Report back every line in the data that includes the string "blurred".

# # #

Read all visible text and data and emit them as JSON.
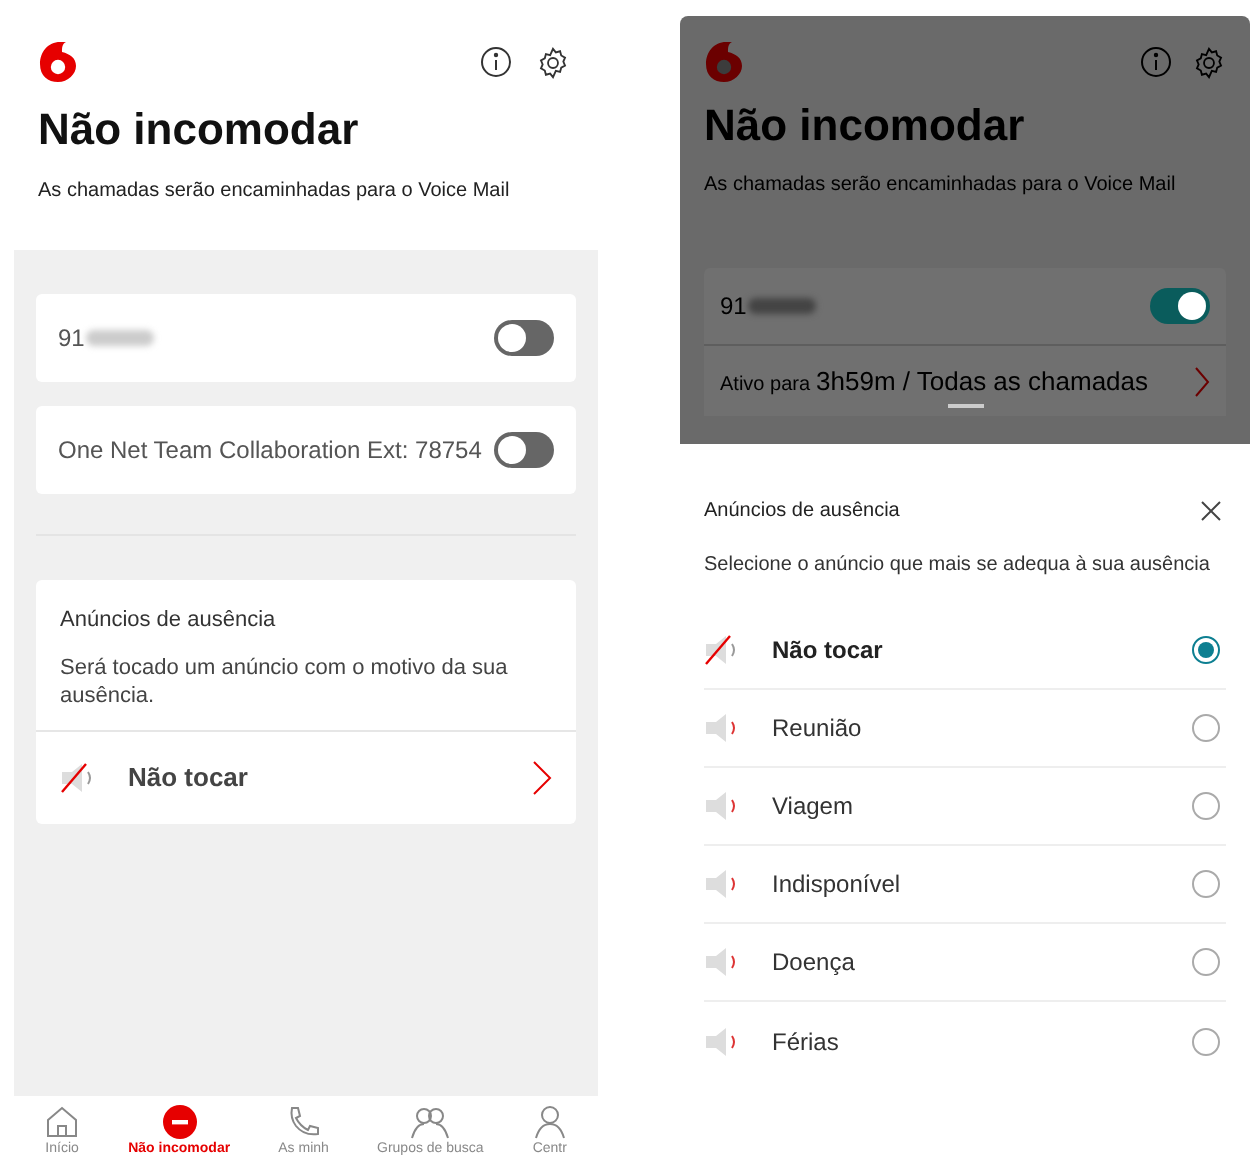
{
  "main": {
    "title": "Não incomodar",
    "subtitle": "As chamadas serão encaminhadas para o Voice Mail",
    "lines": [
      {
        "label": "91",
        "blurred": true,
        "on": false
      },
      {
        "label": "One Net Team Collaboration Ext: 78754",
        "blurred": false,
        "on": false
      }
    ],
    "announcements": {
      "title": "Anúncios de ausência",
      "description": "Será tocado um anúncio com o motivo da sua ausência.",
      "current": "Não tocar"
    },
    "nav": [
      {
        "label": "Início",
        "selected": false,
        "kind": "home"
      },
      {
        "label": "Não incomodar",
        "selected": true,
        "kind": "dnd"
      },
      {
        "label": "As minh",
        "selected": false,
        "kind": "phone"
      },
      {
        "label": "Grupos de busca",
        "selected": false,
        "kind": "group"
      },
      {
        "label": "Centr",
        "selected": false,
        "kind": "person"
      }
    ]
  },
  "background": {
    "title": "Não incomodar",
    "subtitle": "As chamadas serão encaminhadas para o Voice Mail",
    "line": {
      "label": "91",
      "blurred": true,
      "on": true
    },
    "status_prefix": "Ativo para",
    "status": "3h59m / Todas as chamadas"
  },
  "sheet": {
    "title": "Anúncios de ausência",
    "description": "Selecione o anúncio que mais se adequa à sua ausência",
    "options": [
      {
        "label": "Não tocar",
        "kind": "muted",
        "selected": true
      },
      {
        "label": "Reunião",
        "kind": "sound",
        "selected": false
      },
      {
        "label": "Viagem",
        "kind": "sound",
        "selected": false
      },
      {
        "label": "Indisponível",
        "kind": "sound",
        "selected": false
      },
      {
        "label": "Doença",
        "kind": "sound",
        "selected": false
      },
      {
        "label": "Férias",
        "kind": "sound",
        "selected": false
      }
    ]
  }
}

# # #

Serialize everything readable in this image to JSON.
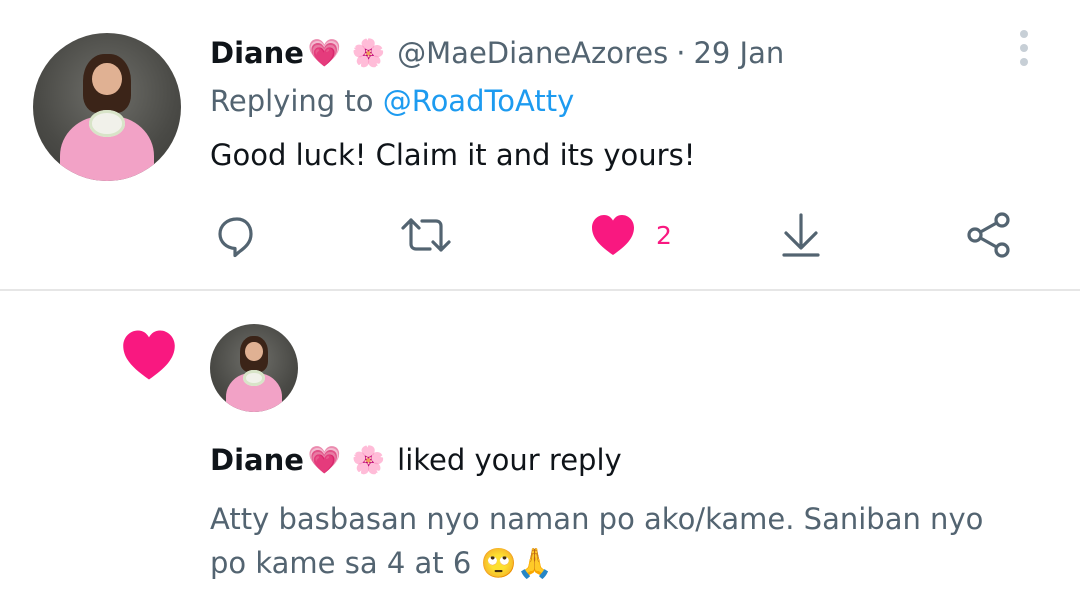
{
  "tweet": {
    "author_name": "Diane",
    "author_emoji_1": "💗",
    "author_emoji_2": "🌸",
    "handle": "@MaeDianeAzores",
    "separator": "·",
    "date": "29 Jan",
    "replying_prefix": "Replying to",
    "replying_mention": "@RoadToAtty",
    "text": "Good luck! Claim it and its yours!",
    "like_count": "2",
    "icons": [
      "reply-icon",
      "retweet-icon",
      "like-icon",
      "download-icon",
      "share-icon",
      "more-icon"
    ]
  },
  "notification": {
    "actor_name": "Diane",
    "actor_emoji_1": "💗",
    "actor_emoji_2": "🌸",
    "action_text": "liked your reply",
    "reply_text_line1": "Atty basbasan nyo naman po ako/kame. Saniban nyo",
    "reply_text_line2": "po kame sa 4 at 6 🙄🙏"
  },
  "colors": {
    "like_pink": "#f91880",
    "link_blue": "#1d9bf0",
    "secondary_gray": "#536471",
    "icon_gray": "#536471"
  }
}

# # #

• _EXERCISE RESPONSE_
        "blurred": true,
        "blurred": false,
      "blurred": true,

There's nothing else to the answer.